--- MATERIAL FOR THE TASK ---

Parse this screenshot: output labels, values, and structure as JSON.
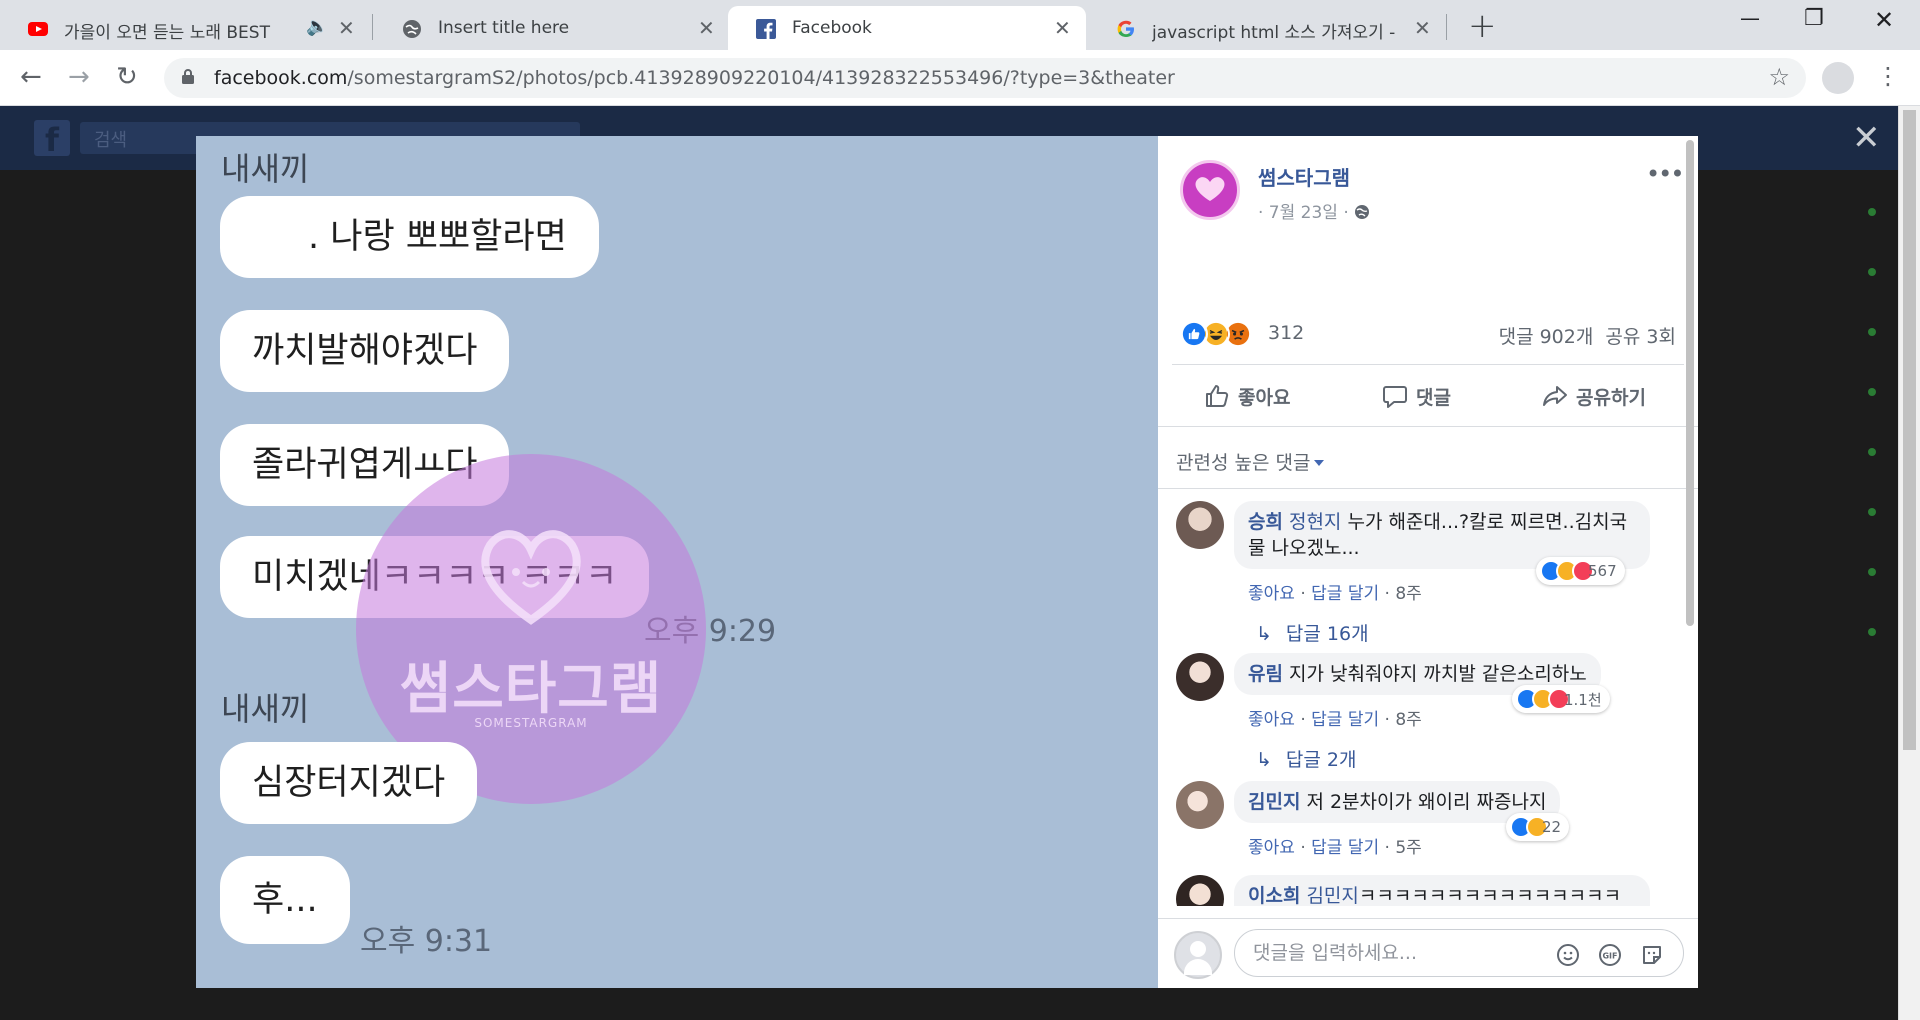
{
  "browser": {
    "tabs": [
      {
        "title": "가을이 오면 듣는 노래 BEST",
        "icon": "youtube-icon"
      },
      {
        "title": "Insert title here",
        "icon": "globe-icon"
      },
      {
        "title": "Facebook",
        "icon": "facebook-icon"
      },
      {
        "title": "javascript html 소스 가져오기 -",
        "icon": "google-icon"
      }
    ],
    "url_host": "facebook.com",
    "url_path": "/somestargramS2/photos/pcb.413928909220104/413928322553496/?type=3&theater"
  },
  "fb": {
    "search_placeholder": "검색"
  },
  "photo": {
    "sender1": "내새끼",
    "bubbles1": [
      ". 나랑 뽀뽀할라면",
      "까치발해야겠다",
      "졸라귀엽게ㅛ다",
      "미치겠네ㅋㅋㅋㅋ ㅋㅋㅋ"
    ],
    "time1": "오후 9:29",
    "sender2": "내새끼",
    "bubbles2": [
      "심장터지겠다",
      "후..."
    ],
    "time2": "오후 9:31",
    "watermark": "썸스타그램",
    "watermark_sub": "SOMESTARGRAM"
  },
  "post": {
    "page_name": "썸스타그램",
    "date": "· 7월 23일 ·",
    "reaction_count": "312",
    "stats": "댓글 902개  공유 3회",
    "actions": {
      "like": "좋아요",
      "comment": "댓글",
      "share": "공유하기"
    },
    "sort_label": "관련성 높은 댓글"
  },
  "comments": [
    {
      "author": "승희",
      "mention": "정현지",
      "text": " 누가 해준대...?칼로 찌르면..김치국물 나오겠노...",
      "like": "좋아요",
      "reply": "답글 달기",
      "time": "8주",
      "reactions": "567",
      "replies": "답글 16개"
    },
    {
      "author": "유림",
      "mention": "",
      "text": "지가 낮춰줘야지 까치발 같은소리하노",
      "like": "좋아요",
      "reply": "답글 달기",
      "time": "8주",
      "reactions": "1.1천",
      "replies": "답글 2개"
    },
    {
      "author": "김민지",
      "mention": "",
      "text": "저 2분차이가 왜이리 짜증나지",
      "like": "좋아요",
      "reply": "답글 달기",
      "time": "5주",
      "reactions": "22",
      "replies": ""
    },
    {
      "author": "이소희",
      "mention": "김민지",
      "text": "ㅋㅋㅋㅋㅋㅋㅋㅋㅋㅋㅋㅋㅋㅋㅋㅋㅋㅋㅋㅋㅋㅋㅋㅋㅋㅋㅋ ㅠㅠ혼자 상상하고 후",
      "like": "",
      "reply": "",
      "time": "",
      "reactions": "",
      "replies": ""
    }
  ],
  "composer": {
    "placeholder": "댓글을 입력하세요..."
  },
  "colors": {
    "fb_blue": "#385898",
    "like_blue": "#1877f2",
    "haha_yellow": "#f7b125",
    "angry_orange": "#e9710f",
    "love_red": "#f33e58"
  }
}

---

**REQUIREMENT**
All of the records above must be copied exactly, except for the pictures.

**TASK SOLUTION**
Parse this screenshot: output labels, values, and structure as JSON.
{
  "browser": {
    "tabs": [
      {
        "title": "가을이 오면 듣는 노래 BEST",
        "icon": "youtube-icon"
      },
      {
        "title": "Insert title here",
        "icon": "globe-icon"
      },
      {
        "title": "Facebook",
        "icon": "facebook-icon"
      },
      {
        "title": "javascript html 소스 가져오기 -",
        "icon": "google-icon"
      }
    ],
    "url_host": "facebook.com",
    "url_path": "/somestargramS2/photos/pcb.413928909220104/413928322553496/?type=3&theater"
  },
  "fb": {
    "search_placeholder": "검색"
  },
  "photo": {
    "sender1": "내새끼",
    "bubbles1": [
      ". 나랑 뽀뽀할라면",
      "까치발해야겠다",
      "졸라귀엽게ㅛ다",
      "미치겠네ㅋㅋㅋㅋ ㅋㅋㅋ"
    ],
    "time1": "오후 9:29",
    "sender2": "내새끼",
    "bubbles2": [
      "심장터지겠다",
      "후..."
    ],
    "time2": "오후 9:31",
    "watermark": "썸스타그램",
    "watermark_sub": "SOMESTARGRAM"
  },
  "post": {
    "page_name": "썸스타그램",
    "date": "· 7월 23일 ·",
    "reaction_count": "312",
    "stats": "댓글 902개  공유 3회",
    "actions": {
      "like": "좋아요",
      "comment": "댓글",
      "share": "공유하기"
    },
    "sort_label": "관련성 높은 댓글"
  },
  "comments": [
    {
      "author": "승희",
      "mention": "정현지",
      "text": " 누가 해준대...?칼로 찌르면..김치국물 나오겠노...",
      "like": "좋아요",
      "reply": "답글 달기",
      "time": "8주",
      "reactions": "567",
      "replies": "답글 16개"
    },
    {
      "author": "유림",
      "mention": "",
      "text": "지가 낮춰줘야지 까치발 같은소리하노",
      "like": "좋아요",
      "reply": "답글 달기",
      "time": "8주",
      "reactions": "1.1천",
      "replies": "답글 2개"
    },
    {
      "author": "김민지",
      "mention": "",
      "text": "저 2분차이가 왜이리 짜증나지",
      "like": "좋아요",
      "reply": "답글 달기",
      "time": "5주",
      "reactions": "22",
      "replies": ""
    },
    {
      "author": "이소희",
      "mention": "김민지",
      "text": "ㅋㅋㅋㅋㅋㅋㅋㅋㅋㅋㅋㅋㅋㅋㅋㅋㅋㅋㅋㅋㅋㅋㅋㅋㅋㅋㅋ ㅠㅠ혼자 상상하고 후",
      "like": "",
      "reply": "",
      "time": "",
      "reactions": "",
      "replies": ""
    }
  ],
  "composer": {
    "placeholder": "댓글을 입력하세요..."
  },
  "colors": {
    "fb_blue": "#385898",
    "like_blue": "#1877f2",
    "haha_yellow": "#f7b125",
    "angry_orange": "#e9710f",
    "love_red": "#f33e58"
  }
}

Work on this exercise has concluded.